When you are describing that Florida coastline, palm trees swaying, consider letting your readers feel the grit of the sand, taste the brine, smell the car exhaust, hear the pounding surf.
I'm not saying that every time you describe something, you have to include all five senses. But, certainly, try to throw in more than just what can be seen. Yes, this harkens back to the old saying of Show, Don't Tell, but it's more than that. I'm saying, yes, Don't Tell, but also Don't Just Show. At least not in the sense of letting the reader "see" everything. There's more to life than what we can see.
You can write about a small girl in an orchard, picking a fresh peach. You can describe the trees, what the girl is wearing, the color of the fruit. Now, close your eyes and go beyond sight. How does the peach feel in her hands? How does it smell? Is the sun hot? The tree shade cool? How does the peach taste? Does it drip down her chin? Is it sticky? How does the wind sound as it ripples through the leaves? Is it loud? Whispering? Does it tickle her skin?

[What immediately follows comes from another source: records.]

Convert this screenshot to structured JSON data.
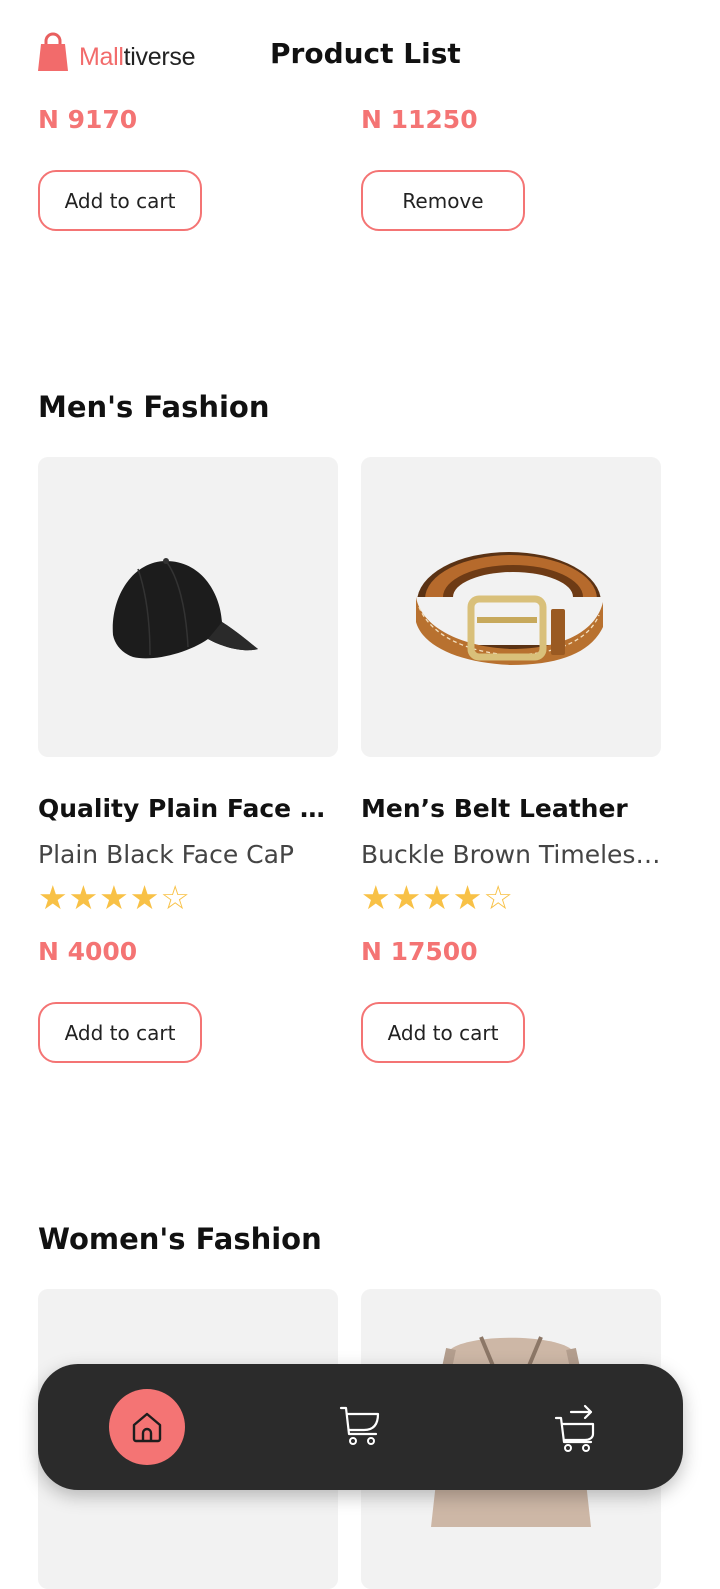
{
  "header": {
    "logo_part1": "Mall",
    "logo_part2": "tiverse",
    "title": "Product List"
  },
  "top_row": {
    "left_price": "N 9170",
    "left_button": "Add to cart",
    "right_price": "N 11250",
    "right_button": "Remove"
  },
  "sections": [
    {
      "title": "Men's Fashion",
      "products": [
        {
          "name": "Quality Plain Face Cap",
          "description": "Plain Black Face CaP",
          "rating": 4,
          "stars": "★★★★☆",
          "price": "N 4000",
          "button": "Add to cart",
          "image": "black-cap"
        },
        {
          "name": "Men’s Belt Leather",
          "description": "Buckle Brown Timeless Belt",
          "rating": 4,
          "stars": "★★★★☆",
          "price": "N 17500",
          "button": "Add to cart",
          "image": "brown-leather-belt"
        }
      ]
    },
    {
      "title": "Women's Fashion",
      "products": [
        {
          "image": "product-image"
        },
        {
          "image": "knit-cardigan"
        }
      ]
    }
  ],
  "nav": {
    "items": [
      {
        "icon": "home-icon",
        "active": true
      },
      {
        "icon": "cart-icon",
        "active": false
      },
      {
        "icon": "checkout-cart-icon",
        "active": false
      }
    ]
  },
  "colors": {
    "accent": "#f47474",
    "star": "#f8c146",
    "nav_bg": "#2b2b2b",
    "card_bg": "#f2f2f2"
  }
}
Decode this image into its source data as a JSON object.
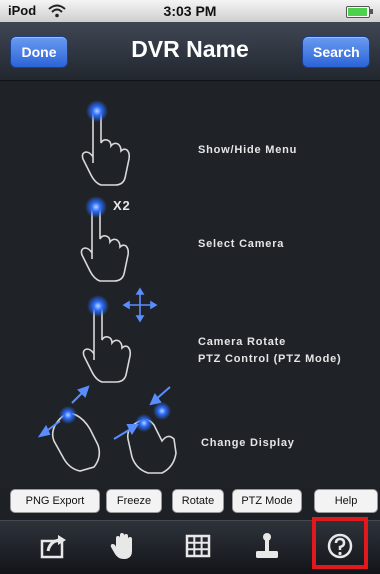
{
  "status_bar": {
    "carrier": "iPod",
    "time": "3:03 PM"
  },
  "nav": {
    "title": "DVR Name",
    "done_label": "Done",
    "search_label": "Search"
  },
  "help": {
    "items": [
      {
        "label": "Show/Hide Menu"
      },
      {
        "label": "Select Camera",
        "badge": "X2"
      },
      {
        "label_line1": "Camera Rotate",
        "label_line2": "PTZ Control (PTZ Mode)"
      },
      {
        "label": "Change Display"
      }
    ]
  },
  "tooltips": [
    "PNG Export",
    "Freeze",
    "Rotate",
    "PTZ Mode",
    "Help"
  ],
  "toolbar": {
    "buttons": [
      {
        "icon": "export-icon"
      },
      {
        "icon": "hand-icon"
      },
      {
        "icon": "grid-icon"
      },
      {
        "icon": "joystick-icon"
      },
      {
        "icon": "help-circle-icon"
      }
    ]
  },
  "colors": {
    "accent": "#3a73e0",
    "highlight": "#e0191f",
    "touch_dot": "#2a6cff"
  }
}
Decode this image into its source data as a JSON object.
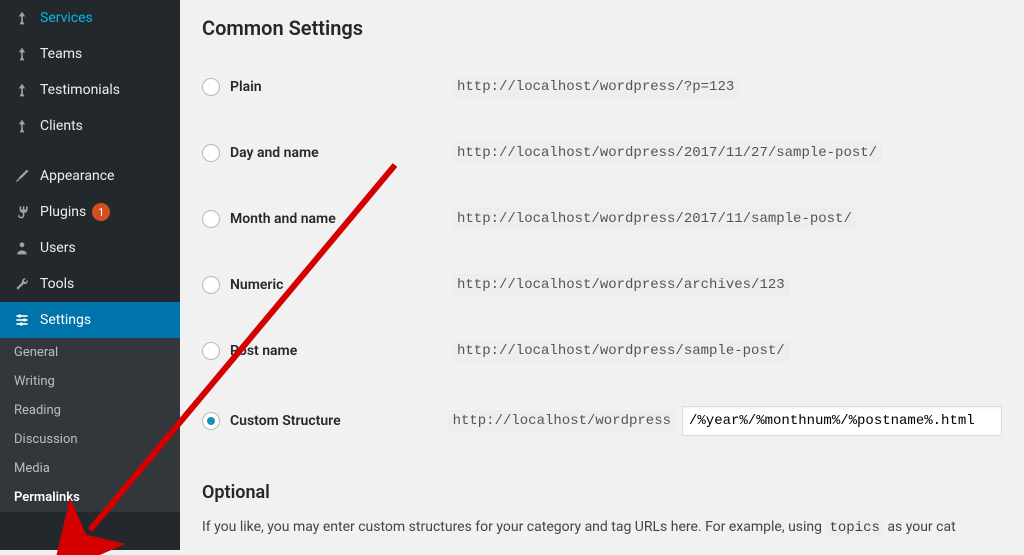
{
  "sidebar": {
    "items": [
      {
        "label": "Services",
        "icon": "pin"
      },
      {
        "label": "Teams",
        "icon": "pin"
      },
      {
        "label": "Testimonials",
        "icon": "pin"
      },
      {
        "label": "Clients",
        "icon": "pin"
      },
      {
        "label": "Appearance",
        "icon": "brush"
      },
      {
        "label": "Plugins",
        "icon": "plug",
        "badge": "1"
      },
      {
        "label": "Users",
        "icon": "users"
      },
      {
        "label": "Tools",
        "icon": "wrench"
      },
      {
        "label": "Settings",
        "icon": "sliders",
        "active": true
      }
    ],
    "sub": [
      {
        "label": "General"
      },
      {
        "label": "Writing"
      },
      {
        "label": "Reading"
      },
      {
        "label": "Discussion"
      },
      {
        "label": "Media"
      },
      {
        "label": "Permalinks",
        "current": true
      }
    ]
  },
  "main": {
    "heading": "Common Settings",
    "rows": [
      {
        "label": "Plain",
        "example": "http://localhost/wordpress/?p=123"
      },
      {
        "label": "Day and name",
        "example": "http://localhost/wordpress/2017/11/27/sample-post/"
      },
      {
        "label": "Month and name",
        "example": "http://localhost/wordpress/2017/11/sample-post/"
      },
      {
        "label": "Numeric",
        "example": "http://localhost/wordpress/archives/123"
      },
      {
        "label": "Post name",
        "example": "http://localhost/wordpress/sample-post/"
      }
    ],
    "custom": {
      "label": "Custom Structure",
      "prefix": "http://localhost/wordpress",
      "value": "/%year%/%monthnum%/%postname%.html"
    },
    "optional_heading": "Optional",
    "optional_text_1": "If you like, you may enter custom structures for your category and tag URLs here. For example, using ",
    "optional_code": "topics",
    "optional_text_2": " as your cat"
  }
}
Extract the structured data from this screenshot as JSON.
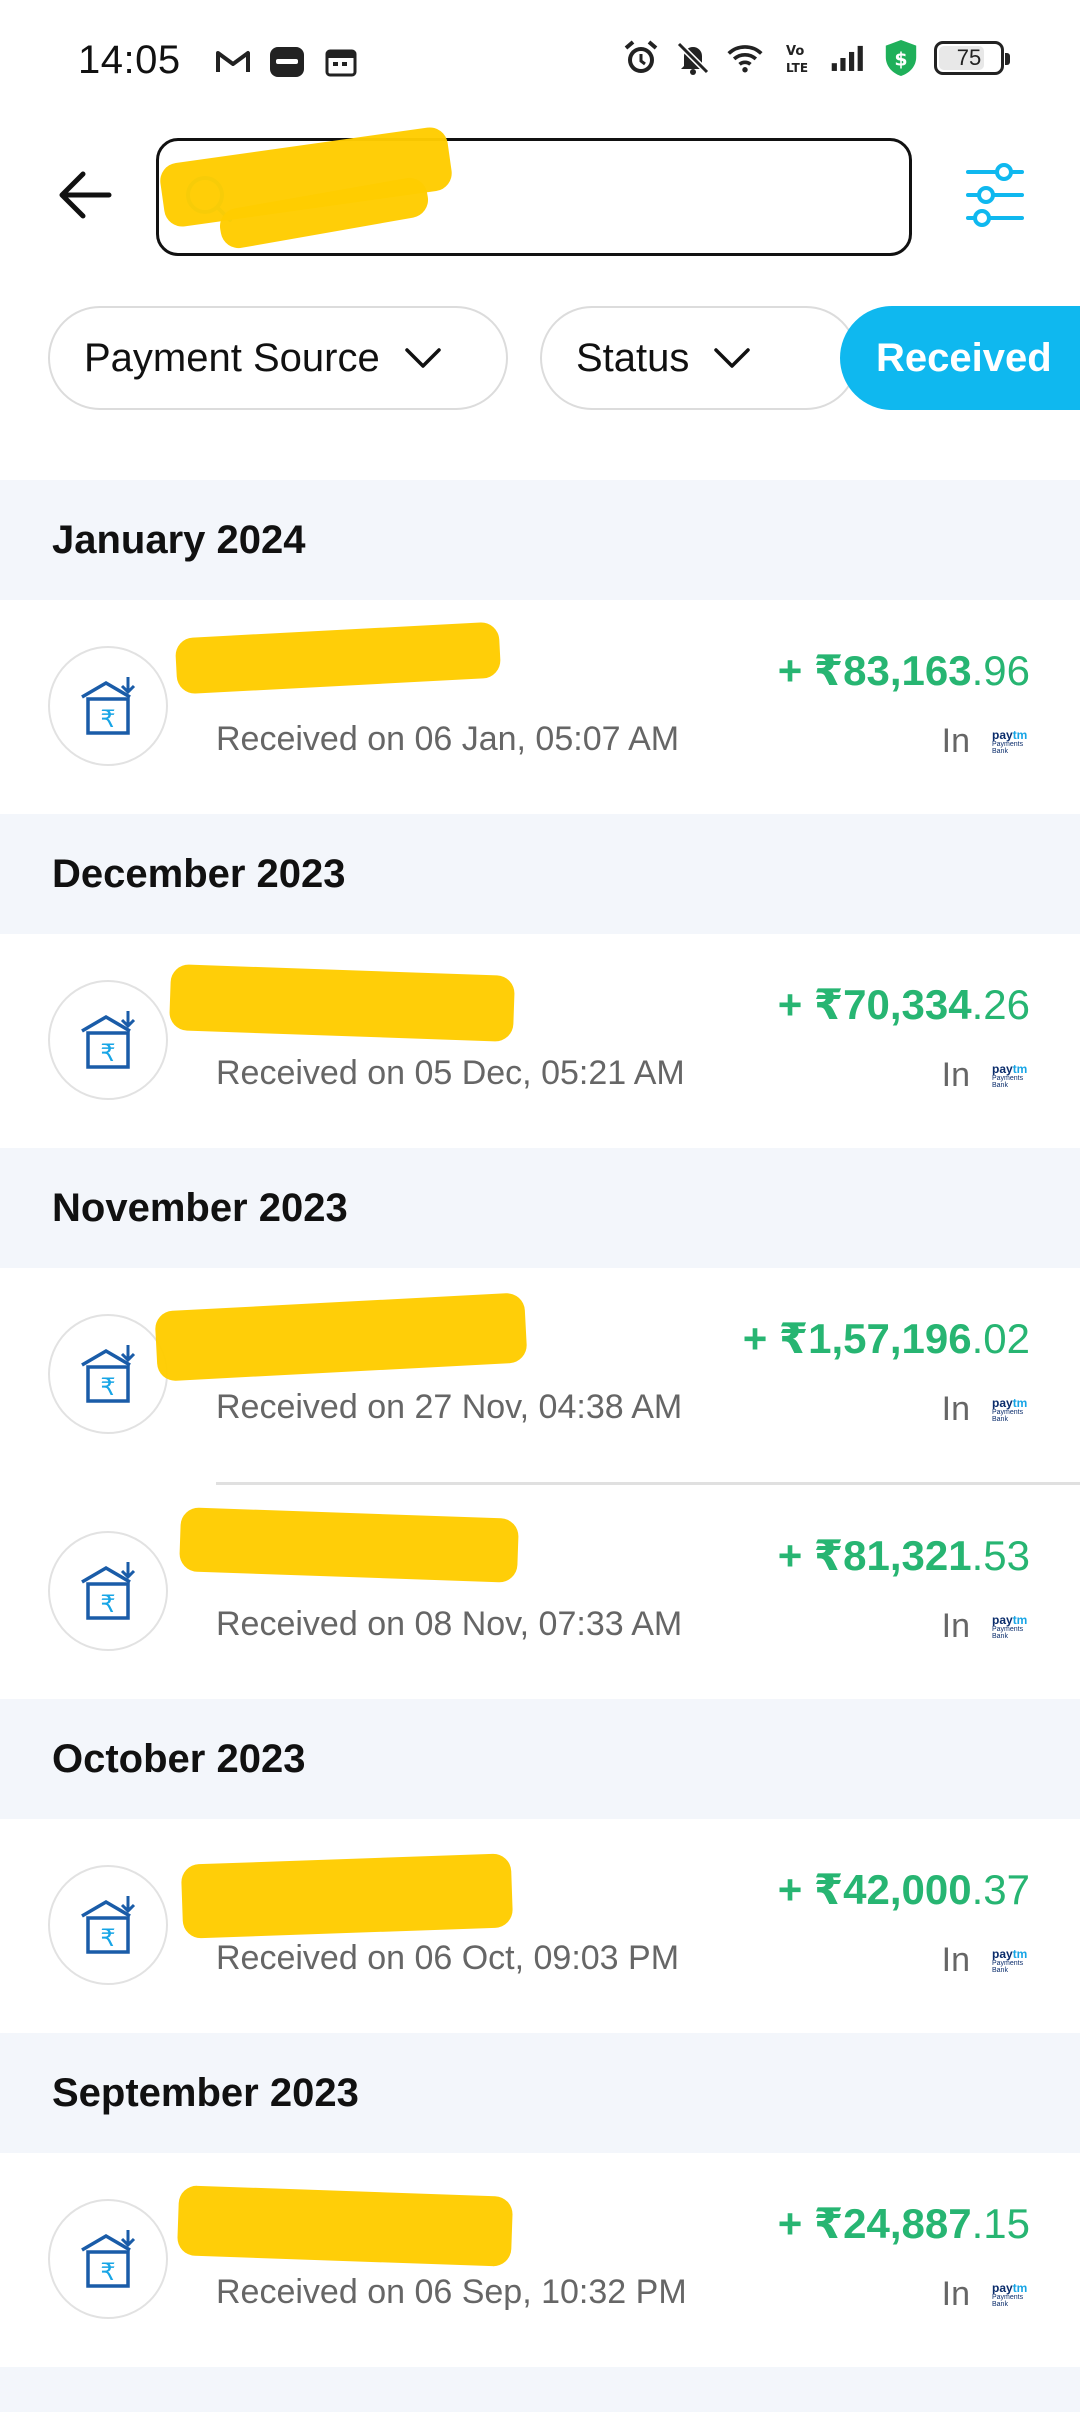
{
  "status_bar": {
    "time": "14:05",
    "battery": "75",
    "left_icons": [
      "gmail-icon",
      "paytm-app-icon",
      "calendar-icon"
    ],
    "right_icons": [
      "alarm-icon",
      "muted-bell-icon",
      "wifi-icon",
      "volte-icon",
      "signal-icon",
      "shield-dollar-icon"
    ]
  },
  "header": {
    "search_value": "",
    "search_placeholder": "",
    "back_icon": "back-arrow-icon",
    "filter_icon": "sliders-icon"
  },
  "chips": [
    {
      "label": "Payment Source",
      "active": false,
      "has_dropdown": true
    },
    {
      "label": "Status",
      "active": false,
      "has_dropdown": true
    },
    {
      "label": "Received",
      "active": true,
      "has_dropdown": false
    }
  ],
  "sections": [
    {
      "month": "January 2024",
      "transactions": [
        {
          "date": "Received on 06 Jan, 05:07 AM",
          "amount_main": "+ ₹83,163",
          "amount_dec": ".96",
          "in_label": "In"
        }
      ]
    },
    {
      "month": "December 2023",
      "transactions": [
        {
          "date": "Received on 05 Dec, 05:21 AM",
          "amount_main": "+ ₹70,334",
          "amount_dec": ".26",
          "in_label": "In"
        }
      ]
    },
    {
      "month": "November 2023",
      "transactions": [
        {
          "date": "Received on 27 Nov, 04:38 AM",
          "amount_main": "+ ₹1,57,196",
          "amount_dec": ".02",
          "in_label": "In"
        },
        {
          "date": "Received on 08 Nov, 07:33 AM",
          "amount_main": "+ ₹81,321",
          "amount_dec": ".53",
          "in_label": "In"
        }
      ]
    },
    {
      "month": "October 2023",
      "transactions": [
        {
          "date": "Received on 06 Oct, 09:03 PM",
          "amount_main": "+ ₹42,000",
          "amount_dec": ".37",
          "in_label": "In"
        }
      ]
    },
    {
      "month": "September 2023",
      "transactions": [
        {
          "date": "Received on 06 Sep, 10:32 PM",
          "amount_main": "+ ₹24,887",
          "amount_dec": ".15",
          "in_label": "In"
        }
      ]
    }
  ],
  "paytm_logo": {
    "text_1": "pay",
    "text_2": "tm",
    "subtext": "Payments Bank"
  },
  "colors": {
    "accent": "#0fb8ef",
    "amount_green": "#27b572",
    "section_bg": "#f3f6fb",
    "redaction": "#ffcc00"
  }
}
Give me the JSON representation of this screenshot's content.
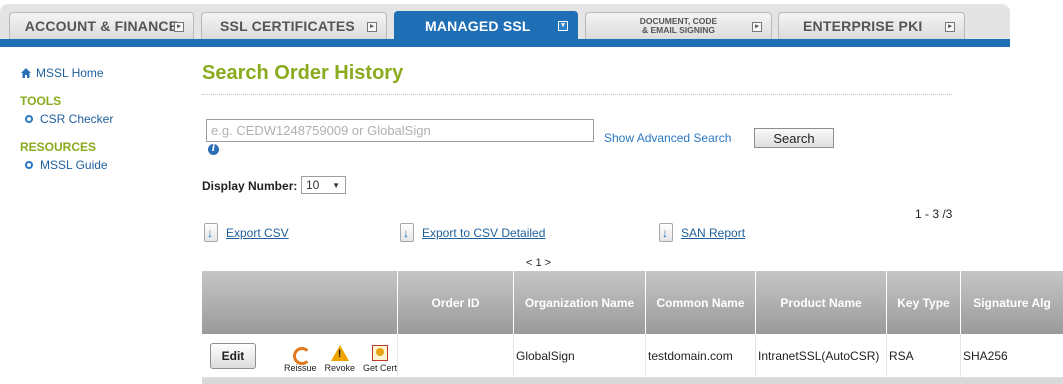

One way to check whether you have Exercised Sensory Power is to take a hard copy of your story or novel and mark it up. Highlight sensory words. Use a different color marker for each of the five senses. My guess is that your work will be primarily the color you chose for sight.
Count your descriptions of each of the five senses. If you're especially weak in one of the senses, go back and find areas or scenes where you could edit. You don't have to go overboard. A little added here and there will greatly enhance your writing, and the reader's experience of your words.
Transport your readers into another world, then make that world real to them by triggering all of their senses. If you use all five senses, chances are you'll also hook your readers emotionally. And once you do that, they'll want more.
So, Exercise Sensory Power.
1 day ago